**Work order**
Each line below should be written out again exactly.

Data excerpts
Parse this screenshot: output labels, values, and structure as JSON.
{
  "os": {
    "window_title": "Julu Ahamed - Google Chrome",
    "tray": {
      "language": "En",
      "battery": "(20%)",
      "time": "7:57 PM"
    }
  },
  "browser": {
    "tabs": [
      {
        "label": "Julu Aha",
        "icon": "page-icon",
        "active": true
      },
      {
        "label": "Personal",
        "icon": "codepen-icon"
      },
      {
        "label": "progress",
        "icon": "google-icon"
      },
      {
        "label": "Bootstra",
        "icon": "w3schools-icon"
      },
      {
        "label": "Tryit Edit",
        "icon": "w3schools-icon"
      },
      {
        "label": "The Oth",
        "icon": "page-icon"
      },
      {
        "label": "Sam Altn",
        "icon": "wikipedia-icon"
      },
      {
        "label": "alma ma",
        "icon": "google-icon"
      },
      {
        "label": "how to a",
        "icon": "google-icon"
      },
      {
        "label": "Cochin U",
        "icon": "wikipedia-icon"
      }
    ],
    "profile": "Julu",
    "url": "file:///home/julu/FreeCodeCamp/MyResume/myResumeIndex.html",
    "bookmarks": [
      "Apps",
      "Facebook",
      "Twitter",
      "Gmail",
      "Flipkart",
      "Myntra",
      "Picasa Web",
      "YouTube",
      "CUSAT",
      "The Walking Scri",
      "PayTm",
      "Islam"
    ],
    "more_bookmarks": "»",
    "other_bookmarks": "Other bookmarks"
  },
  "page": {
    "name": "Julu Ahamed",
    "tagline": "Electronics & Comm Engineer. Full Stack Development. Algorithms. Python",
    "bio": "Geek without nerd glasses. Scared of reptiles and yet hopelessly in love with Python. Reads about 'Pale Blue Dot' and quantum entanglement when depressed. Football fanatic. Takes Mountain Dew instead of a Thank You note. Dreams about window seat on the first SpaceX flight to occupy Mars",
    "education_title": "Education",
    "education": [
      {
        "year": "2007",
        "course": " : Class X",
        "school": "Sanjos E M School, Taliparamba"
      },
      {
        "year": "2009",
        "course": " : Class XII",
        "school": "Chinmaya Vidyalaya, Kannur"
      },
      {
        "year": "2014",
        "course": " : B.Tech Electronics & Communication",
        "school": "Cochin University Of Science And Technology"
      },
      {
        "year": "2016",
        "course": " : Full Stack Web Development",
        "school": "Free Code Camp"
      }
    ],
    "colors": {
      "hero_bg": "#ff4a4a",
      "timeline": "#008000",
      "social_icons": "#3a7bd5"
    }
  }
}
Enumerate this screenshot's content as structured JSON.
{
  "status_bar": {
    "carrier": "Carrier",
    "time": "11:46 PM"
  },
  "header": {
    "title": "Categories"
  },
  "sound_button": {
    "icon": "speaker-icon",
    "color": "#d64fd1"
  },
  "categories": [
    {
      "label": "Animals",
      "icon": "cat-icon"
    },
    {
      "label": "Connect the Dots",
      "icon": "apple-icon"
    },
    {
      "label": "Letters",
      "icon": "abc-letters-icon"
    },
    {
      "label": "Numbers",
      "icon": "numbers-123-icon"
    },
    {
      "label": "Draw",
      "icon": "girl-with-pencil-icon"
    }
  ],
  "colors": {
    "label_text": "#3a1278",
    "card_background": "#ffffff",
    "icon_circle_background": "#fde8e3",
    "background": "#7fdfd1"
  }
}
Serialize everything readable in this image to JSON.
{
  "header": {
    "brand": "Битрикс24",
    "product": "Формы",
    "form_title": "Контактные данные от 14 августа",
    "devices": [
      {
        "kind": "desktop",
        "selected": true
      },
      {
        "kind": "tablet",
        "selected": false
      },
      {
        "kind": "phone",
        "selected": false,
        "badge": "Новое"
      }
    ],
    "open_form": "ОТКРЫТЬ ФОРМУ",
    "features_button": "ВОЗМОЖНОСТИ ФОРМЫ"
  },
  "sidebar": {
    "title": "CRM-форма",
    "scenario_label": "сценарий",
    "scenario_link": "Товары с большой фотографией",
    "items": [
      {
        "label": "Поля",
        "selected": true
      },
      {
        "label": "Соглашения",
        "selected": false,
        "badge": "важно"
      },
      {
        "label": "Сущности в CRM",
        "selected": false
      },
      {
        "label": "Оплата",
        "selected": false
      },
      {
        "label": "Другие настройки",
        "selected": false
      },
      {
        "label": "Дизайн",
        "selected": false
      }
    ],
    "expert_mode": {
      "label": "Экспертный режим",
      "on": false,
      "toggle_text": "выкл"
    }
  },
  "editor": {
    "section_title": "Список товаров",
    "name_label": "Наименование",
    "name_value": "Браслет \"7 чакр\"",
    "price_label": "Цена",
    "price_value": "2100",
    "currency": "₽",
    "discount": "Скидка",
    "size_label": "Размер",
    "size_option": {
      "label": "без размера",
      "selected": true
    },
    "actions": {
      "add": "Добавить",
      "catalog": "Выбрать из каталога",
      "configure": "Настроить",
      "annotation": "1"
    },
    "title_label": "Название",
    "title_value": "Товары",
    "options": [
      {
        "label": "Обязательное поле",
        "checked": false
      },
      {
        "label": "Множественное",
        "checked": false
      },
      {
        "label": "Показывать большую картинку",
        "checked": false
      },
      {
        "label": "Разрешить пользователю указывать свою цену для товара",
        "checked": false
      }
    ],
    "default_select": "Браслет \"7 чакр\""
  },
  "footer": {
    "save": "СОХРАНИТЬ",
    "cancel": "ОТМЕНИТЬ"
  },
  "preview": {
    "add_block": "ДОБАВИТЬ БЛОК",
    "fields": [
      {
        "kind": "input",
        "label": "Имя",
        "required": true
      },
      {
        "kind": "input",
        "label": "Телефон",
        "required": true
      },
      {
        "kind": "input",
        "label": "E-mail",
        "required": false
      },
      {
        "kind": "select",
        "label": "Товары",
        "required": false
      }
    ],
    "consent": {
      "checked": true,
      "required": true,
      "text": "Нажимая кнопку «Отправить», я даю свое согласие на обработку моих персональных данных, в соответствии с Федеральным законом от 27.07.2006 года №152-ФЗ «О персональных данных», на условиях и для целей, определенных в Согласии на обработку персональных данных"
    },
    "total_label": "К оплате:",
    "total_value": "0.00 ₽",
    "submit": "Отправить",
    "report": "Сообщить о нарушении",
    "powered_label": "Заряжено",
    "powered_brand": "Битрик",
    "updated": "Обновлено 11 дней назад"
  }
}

**Answer box**
Parse this screenshot: output labels, values, and structure as JSON.
{
  "os": {
    "window_title": "Julu Ahamed - Google Chrome",
    "tray": {
      "language": "En",
      "battery": "(20%)",
      "time": "7:57 PM"
    }
  },
  "browser": {
    "tabs": [
      {
        "label": "Julu Aha",
        "icon": "page-icon",
        "active": true
      },
      {
        "label": "Personal",
        "icon": "codepen-icon"
      },
      {
        "label": "progress",
        "icon": "google-icon"
      },
      {
        "label": "Bootstra",
        "icon": "w3schools-icon"
      },
      {
        "label": "Tryit Edit",
        "icon": "w3schools-icon"
      },
      {
        "label": "The Oth",
        "icon": "page-icon"
      },
      {
        "label": "Sam Altn",
        "icon": "wikipedia-icon"
      },
      {
        "label": "alma ma",
        "icon": "google-icon"
      },
      {
        "label": "how to a",
        "icon": "google-icon"
      },
      {
        "label": "Cochin U",
        "icon": "wikipedia-icon"
      }
    ],
    "profile": "Julu",
    "url": "file:///home/julu/FreeCodeCamp/MyResume/myResumeIndex.html",
    "bookmarks": [
      "Apps",
      "Facebook",
      "Twitter",
      "Gmail",
      "Flipkart",
      "Myntra",
      "Picasa Web",
      "YouTube",
      "CUSAT",
      "The Walking Scri",
      "PayTm",
      "Islam"
    ],
    "more_bookmarks": "»",
    "other_bookmarks": "Other bookmarks"
  },
  "page": {
    "name": "Julu Ahamed",
    "tagline": "Electronics & Comm Engineer. Full Stack Development. Algorithms. Python",
    "bio": "Geek without nerd glasses. Scared of reptiles and yet hopelessly in love with Python. Reads about 'Pale Blue Dot' and quantum entanglement when depressed. Football fanatic. Takes Mountain Dew instead of a Thank You note. Dreams about window seat on the first SpaceX flight to occupy Mars",
    "education_title": "Education",
    "education": [
      {
        "year": "2007",
        "course": " : Class X",
        "school": "Sanjos E M School, Taliparamba"
      },
      {
        "year": "2009",
        "course": " : Class XII",
        "school": "Chinmaya Vidyalaya, Kannur"
      },
      {
        "year": "2014",
        "course": " : B.Tech Electronics & Communication",
        "school": "Cochin University Of Science And Technology"
      },
      {
        "year": "2016",
        "course": " : Full Stack Web Development",
        "school": "Free Code Camp"
      }
    ],
    "colors": {
      "hero_bg": "#ff4a4a",
      "timeline": "#008000",
      "social_icons": "#3a7bd5"
    }
  }
}
Enumerate this screenshot's content as structured JSON.
{
  "status_bar": {
    "carrier": "Carrier",
    "time": "11:46 PM"
  },
  "header": {
    "title": "Categories"
  },
  "sound_button": {
    "icon": "speaker-icon",
    "color": "#d64fd1"
  },
  "categories": [
    {
      "label": "Animals",
      "icon": "cat-icon"
    },
    {
      "label": "Connect the Dots",
      "icon": "apple-icon"
    },
    {
      "label": "Letters",
      "icon": "abc-letters-icon"
    },
    {
      "label": "Numbers",
      "icon": "numbers-123-icon"
    },
    {
      "label": "Draw",
      "icon": "girl-with-pencil-icon"
    }
  ],
  "colors": {
    "label_text": "#3a1278",
    "card_background": "#ffffff",
    "icon_circle_background": "#fde8e3",
    "background": "#7fdfd1"
  }
}
Serialize everything readable in this image to JSON.
{
  "header": {
    "brand": "Битрикс24",
    "product": "Формы",
    "form_title": "Контактные данные от 14 августа",
    "devices": [
      {
        "kind": "desktop",
        "selected": true
      },
      {
        "kind": "tablet",
        "selected": false
      },
      {
        "kind": "phone",
        "selected": false,
        "badge": "Новое"
      }
    ],
    "open_form": "ОТКРЫТЬ ФОРМУ",
    "features_button": "ВОЗМОЖНОСТИ ФОРМЫ"
  },
  "sidebar": {
    "title": "CRM-форма",
    "scenario_label": "сценарий",
    "scenario_link": "Товары с большой фотографией",
    "items": [
      {
        "label": "Поля",
        "selected": true
      },
      {
        "label": "Соглашения",
        "selected": false,
        "badge": "важно"
      },
      {
        "label": "Сущности в CRM",
        "selected": false
      },
      {
        "label": "Оплата",
        "selected": false
      },
      {
        "label": "Другие настройки",
        "selected": false
      },
      {
        "label": "Дизайн",
        "selected": false
      }
    ],
    "expert_mode": {
      "label": "Экспертный режим",
      "on": false,
      "toggle_text": "выкл"
    }
  },
  "editor": {
    "section_title": "Список товаров",
    "name_label": "Наименование",
    "name_value": "Браслет \"7 чакр\"",
    "price_label": "Цена",
    "price_value": "2100",
    "currency": "₽",
    "discount": "Скидка",
    "size_label": "Размер",
    "size_option": {
      "label": "без размера",
      "selected": true
    },
    "actions": {
      "add": "Добавить",
      "catalog": "Выбрать из каталога",
      "configure": "Настроить",
      "annotation": "1"
    },
    "title_label": "Название",
    "title_value": "Товары",
    "options": [
      {
        "label": "Обязательное поле",
        "checked": false
      },
      {
        "label": "Множественное",
        "checked": false
      },
      {
        "label": "Показывать большую картинку",
        "checked": false
      },
      {
        "label": "Разрешить пользователю указывать свою цену для товара",
        "checked": false
      }
    ],
    "default_select": "Браслет \"7 чакр\""
  },
  "footer": {
    "save": "СОХРАНИТЬ",
    "cancel": "ОТМЕНИТЬ"
  },
  "preview": {
    "add_block": "ДОБАВИТЬ БЛОК",
    "fields": [
      {
        "kind": "input",
        "label": "Имя",
        "required": true
      },
      {
        "kind": "input",
        "label": "Телефон",
        "required": true
      },
      {
        "kind": "input",
        "label": "E-mail",
        "required": false
      },
      {
        "kind": "select",
        "label": "Товары",
        "required": false
      }
    ],
    "consent": {
      "checked": true,
      "required": true,
      "text": "Нажимая кнопку «Отправить», я даю свое согласие на обработку моих персональных данных, в соответствии с Федеральным законом от 27.07.2006 года №152-ФЗ «О персональных данных», на условиях и для целей, определенных в Согласии на обработку персональных данных"
    },
    "total_label": "К оплате:",
    "total_value": "0.00 ₽",
    "submit": "Отправить",
    "report": "Сообщить о нарушении",
    "powered_label": "Заряжено",
    "powered_brand": "Битрик",
    "updated": "Обновлено 11 дней назад"
  }
}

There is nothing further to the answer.